> What you should do: Go through the entries below and collect each line with the string "JSON" in it.

(Source data Opens)

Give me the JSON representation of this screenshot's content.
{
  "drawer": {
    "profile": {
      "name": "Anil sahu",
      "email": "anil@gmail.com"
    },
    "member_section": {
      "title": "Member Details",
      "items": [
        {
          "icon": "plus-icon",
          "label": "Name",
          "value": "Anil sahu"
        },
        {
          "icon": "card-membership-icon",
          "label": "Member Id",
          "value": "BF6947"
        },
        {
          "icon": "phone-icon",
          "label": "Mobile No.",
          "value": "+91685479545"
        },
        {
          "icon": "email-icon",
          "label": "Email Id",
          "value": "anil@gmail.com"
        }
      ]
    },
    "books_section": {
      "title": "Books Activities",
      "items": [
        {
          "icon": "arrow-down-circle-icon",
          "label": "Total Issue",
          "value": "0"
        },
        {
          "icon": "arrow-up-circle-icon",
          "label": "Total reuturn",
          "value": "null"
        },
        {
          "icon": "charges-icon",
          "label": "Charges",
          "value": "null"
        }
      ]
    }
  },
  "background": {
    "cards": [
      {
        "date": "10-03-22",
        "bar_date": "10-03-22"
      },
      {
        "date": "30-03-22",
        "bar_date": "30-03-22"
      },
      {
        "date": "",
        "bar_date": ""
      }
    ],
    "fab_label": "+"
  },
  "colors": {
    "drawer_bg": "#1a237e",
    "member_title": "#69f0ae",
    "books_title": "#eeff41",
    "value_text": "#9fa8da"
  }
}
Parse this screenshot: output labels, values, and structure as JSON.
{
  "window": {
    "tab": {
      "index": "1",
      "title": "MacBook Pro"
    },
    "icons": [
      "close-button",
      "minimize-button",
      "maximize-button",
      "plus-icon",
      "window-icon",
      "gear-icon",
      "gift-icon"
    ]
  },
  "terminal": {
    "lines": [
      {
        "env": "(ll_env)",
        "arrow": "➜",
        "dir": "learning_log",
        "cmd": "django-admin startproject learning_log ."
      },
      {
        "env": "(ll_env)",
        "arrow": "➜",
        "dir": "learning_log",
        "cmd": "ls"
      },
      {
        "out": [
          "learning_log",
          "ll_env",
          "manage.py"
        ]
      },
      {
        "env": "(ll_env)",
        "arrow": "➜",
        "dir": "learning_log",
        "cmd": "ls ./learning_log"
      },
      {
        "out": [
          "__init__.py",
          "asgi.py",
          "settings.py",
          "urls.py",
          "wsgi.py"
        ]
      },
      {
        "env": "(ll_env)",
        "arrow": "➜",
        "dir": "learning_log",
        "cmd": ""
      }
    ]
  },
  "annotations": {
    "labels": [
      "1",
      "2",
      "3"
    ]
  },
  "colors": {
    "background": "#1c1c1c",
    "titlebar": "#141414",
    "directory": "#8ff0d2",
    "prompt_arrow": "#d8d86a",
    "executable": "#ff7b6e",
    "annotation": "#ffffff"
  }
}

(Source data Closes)

> Task response:
Give me the JSON representation of this screenshot's content.
Parse this screenshot: output labels, values, and structure as JSON.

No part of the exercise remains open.